» **Stored data**:
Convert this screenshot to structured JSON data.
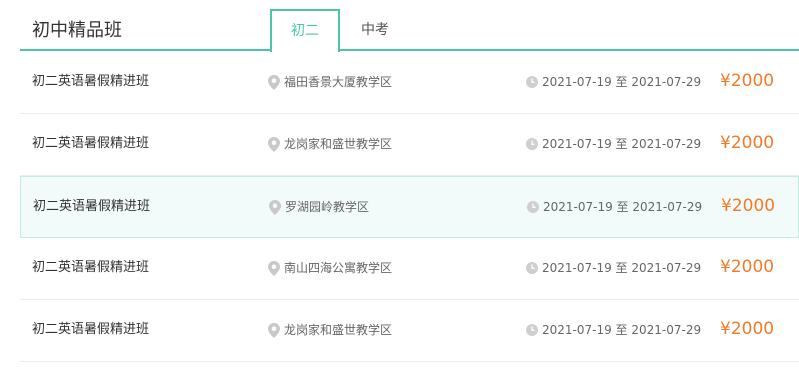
{
  "header": {
    "title": "初中精品班",
    "tabs": [
      {
        "label": "初二",
        "active": true
      },
      {
        "label": "中考",
        "active": false
      }
    ]
  },
  "colors": {
    "accent": "#4cc6a9",
    "price": "#f07b2a",
    "highlight_bg": "#f3fbfa"
  },
  "courses": [
    {
      "name": "初二英语暑假精进班",
      "location": "福田香景大厦教学区",
      "date": "2021-07-19 至 2021-07-29",
      "price": "¥2000",
      "icon_location": "location-pin-icon",
      "icon_date": "clock-icon"
    },
    {
      "name": "初二英语暑假精进班",
      "location": "龙岗家和盛世教学区",
      "date": "2021-07-19 至 2021-07-29",
      "price": "¥2000",
      "icon_location": "location-pin-icon",
      "icon_date": "clock-icon"
    },
    {
      "name": "初二英语暑假精进班",
      "location": "罗湖园岭教学区",
      "date": "2021-07-19 至 2021-07-29",
      "price": "¥2000",
      "highlighted": true,
      "icon_location": "location-pin-icon",
      "icon_date": "clock-icon"
    },
    {
      "name": "初二英语暑假精进班",
      "location": "南山四海公寓教学区",
      "date": "2021-07-19 至 2021-07-29",
      "price": "¥2000",
      "icon_location": "location-pin-icon",
      "icon_date": "clock-icon"
    },
    {
      "name": "初二英语暑假精进班",
      "location": "龙岗家和盛世教学区",
      "date": "2021-07-19 至 2021-07-29",
      "price": "¥2000",
      "icon_location": "location-pin-icon",
      "icon_date": "clock-icon"
    }
  ]
}
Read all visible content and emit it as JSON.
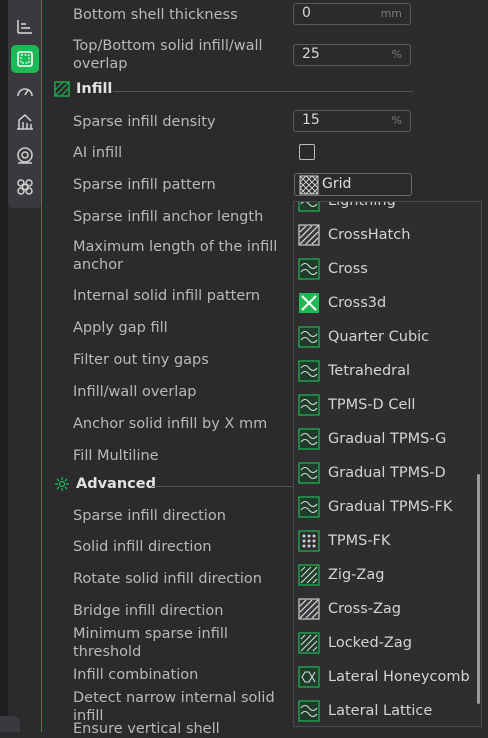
{
  "rail": {
    "icons": [
      "layers-icon",
      "infill-icon",
      "speed-icon",
      "support-icon",
      "filament-icon",
      "others-icon"
    ]
  },
  "rows_top": [
    {
      "label": "Bottom shell thickness",
      "value": "0",
      "unit": "mm"
    },
    {
      "label": "Top/Bottom solid infill/wall overlap",
      "value": "25",
      "unit": "%"
    }
  ],
  "infill_section": {
    "title": "Infill"
  },
  "sparse_density": {
    "label": "Sparse infill density",
    "value": "15",
    "unit": "%"
  },
  "ai_infill": {
    "label": "AI infill"
  },
  "sparse_pattern": {
    "label": "Sparse infill pattern",
    "value": "Grid"
  },
  "labels_infill": [
    "Sparse infill anchor length",
    "Maximum length of the infill anchor",
    "Internal solid infill pattern",
    "Apply gap fill",
    "Filter out tiny gaps",
    "Infill/wall overlap",
    "Anchor solid infill by X mm",
    "Fill Multiline"
  ],
  "advanced_section": {
    "title": "Advanced"
  },
  "labels_advanced": [
    "Sparse infill direction",
    "Solid infill direction",
    "Rotate solid infill direction",
    "Bridge infill direction",
    "Minimum sparse infill threshold",
    "Infill combination",
    "Detect narrow internal solid infill",
    "Ensure vertical shell"
  ],
  "dropdown": {
    "items": [
      "Lightning",
      "CrossHatch",
      "Cross",
      "Cross3d",
      "Quarter Cubic",
      "Tetrahedral",
      "TPMS-D Cell",
      "Gradual TPMS-G",
      "Gradual TPMS-D",
      "Gradual TPMS-FK",
      "TPMS-FK",
      "Zig-Zag",
      "Cross-Zag",
      "Locked-Zag",
      "Lateral Honeycomb",
      "Lateral Lattice"
    ]
  },
  "colors": {
    "accent": "#1db954",
    "bg": "#2b2b2e",
    "rail": "#3a3a3e"
  }
}
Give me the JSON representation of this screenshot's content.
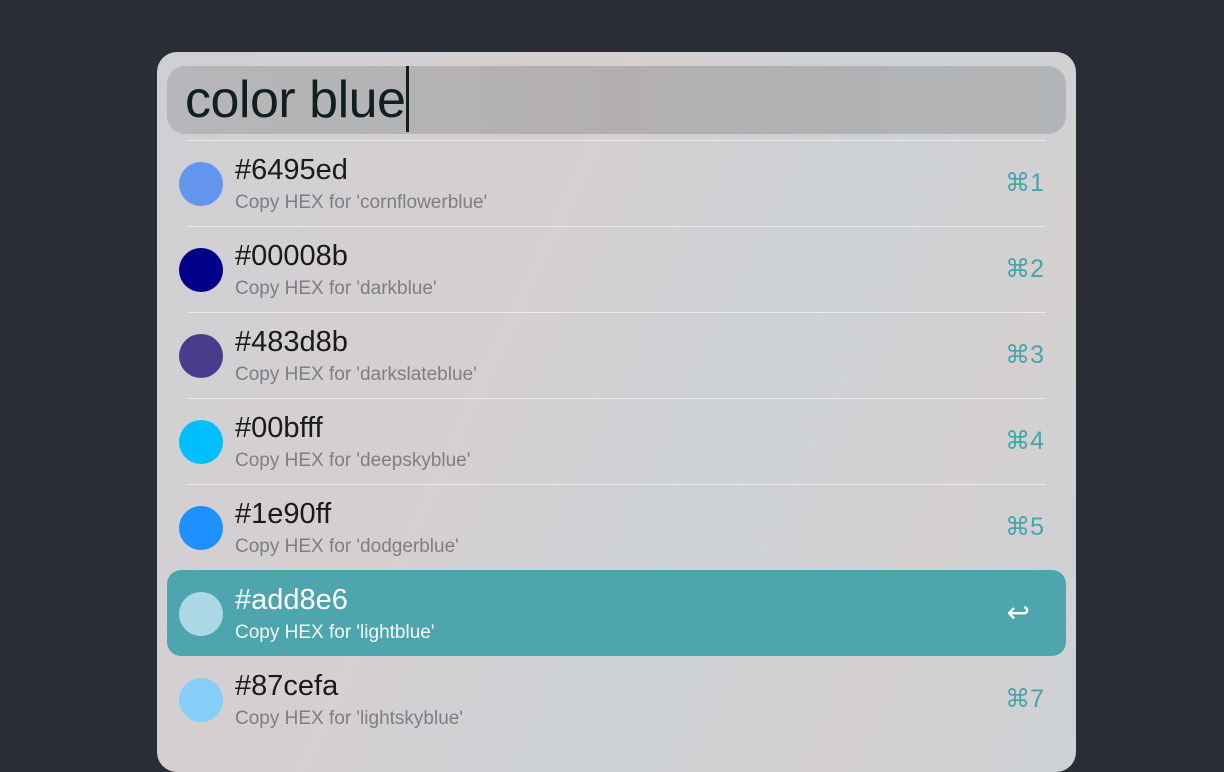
{
  "search": {
    "query": "color blue"
  },
  "results": [
    {
      "hex": "#6495ed",
      "subtitle": "Copy HEX for 'cornflowerblue'",
      "shortcut": "⌘1",
      "swatch_color": "#6495ed",
      "selected": false
    },
    {
      "hex": "#00008b",
      "subtitle": "Copy HEX for 'darkblue'",
      "shortcut": "⌘2",
      "swatch_color": "#00008b",
      "selected": false
    },
    {
      "hex": "#483d8b",
      "subtitle": "Copy HEX for 'darkslateblue'",
      "shortcut": "⌘3",
      "swatch_color": "#483d8b",
      "selected": false
    },
    {
      "hex": "#00bfff",
      "subtitle": "Copy HEX for 'deepskyblue'",
      "shortcut": "⌘4",
      "swatch_color": "#00bfff",
      "selected": false
    },
    {
      "hex": "#1e90ff",
      "subtitle": "Copy HEX for 'dodgerblue'",
      "shortcut": "⌘5",
      "swatch_color": "#1e90ff",
      "selected": false
    },
    {
      "hex": "#add8e6",
      "subtitle": "Copy HEX for 'lightblue'",
      "shortcut": "↩",
      "swatch_color": "#add8e6",
      "selected": true
    },
    {
      "hex": "#87cefa",
      "subtitle": "Copy HEX for 'lightskyblue'",
      "shortcut": "⌘7",
      "swatch_color": "#87cefa",
      "selected": false
    }
  ],
  "colors": {
    "background": "#2a2c36",
    "selection": "#4fa5ad",
    "shortcut_text": "#4aa3ab"
  }
}
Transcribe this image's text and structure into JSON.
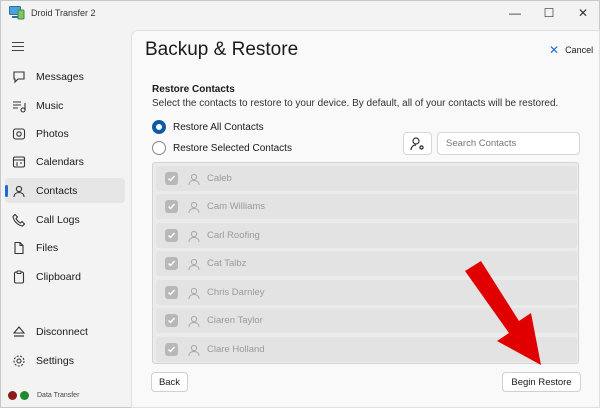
{
  "window": {
    "title": "Droid Transfer 2",
    "minimize_glyph": "—",
    "maximize_glyph": "☐",
    "close_glyph": "✕"
  },
  "sidebar": {
    "items": [
      {
        "label": "Messages",
        "icon": "messages-icon"
      },
      {
        "label": "Music",
        "icon": "music-icon"
      },
      {
        "label": "Photos",
        "icon": "photos-icon"
      },
      {
        "label": "Calendars",
        "icon": "calendar-icon"
      },
      {
        "label": "Contacts",
        "icon": "contacts-icon",
        "active": true
      },
      {
        "label": "Call Logs",
        "icon": "phone-icon"
      },
      {
        "label": "Files",
        "icon": "file-icon"
      },
      {
        "label": "Clipboard",
        "icon": "clipboard-icon"
      }
    ],
    "bottom_items": [
      {
        "label": "Disconnect",
        "icon": "eject-icon"
      },
      {
        "label": "Settings",
        "icon": "gear-icon"
      }
    ],
    "status_text": "Data Transfer",
    "status_colors": [
      "#8b1a1a",
      "#1f8b2e"
    ]
  },
  "main": {
    "title": "Backup & Restore",
    "cancel_label": "Cancel",
    "section_title": "Restore Contacts",
    "section_desc": "Select the contacts to restore to your device. By default, all of your contacts will be restored.",
    "radio_all": "Restore All Contacts",
    "radio_selected": "Restore Selected Contacts",
    "radio_all_checked": true,
    "search_placeholder": "Search Contacts",
    "contacts": [
      "Caleb",
      "Cam Williams",
      "Carl Roofing",
      "Cat Talbz",
      "Chris Darnley",
      "Ciaren Taylor",
      "Clare Holland"
    ],
    "back_label": "Back",
    "begin_label": "Begin Restore",
    "accent_color": "#0e5aa7",
    "annotation_arrow_color": "#e10000"
  }
}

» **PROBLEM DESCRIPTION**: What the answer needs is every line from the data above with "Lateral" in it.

» **ANSWER TO THIS TASK**:
      "Lateral Honeycomb",
      "Lateral Lattice"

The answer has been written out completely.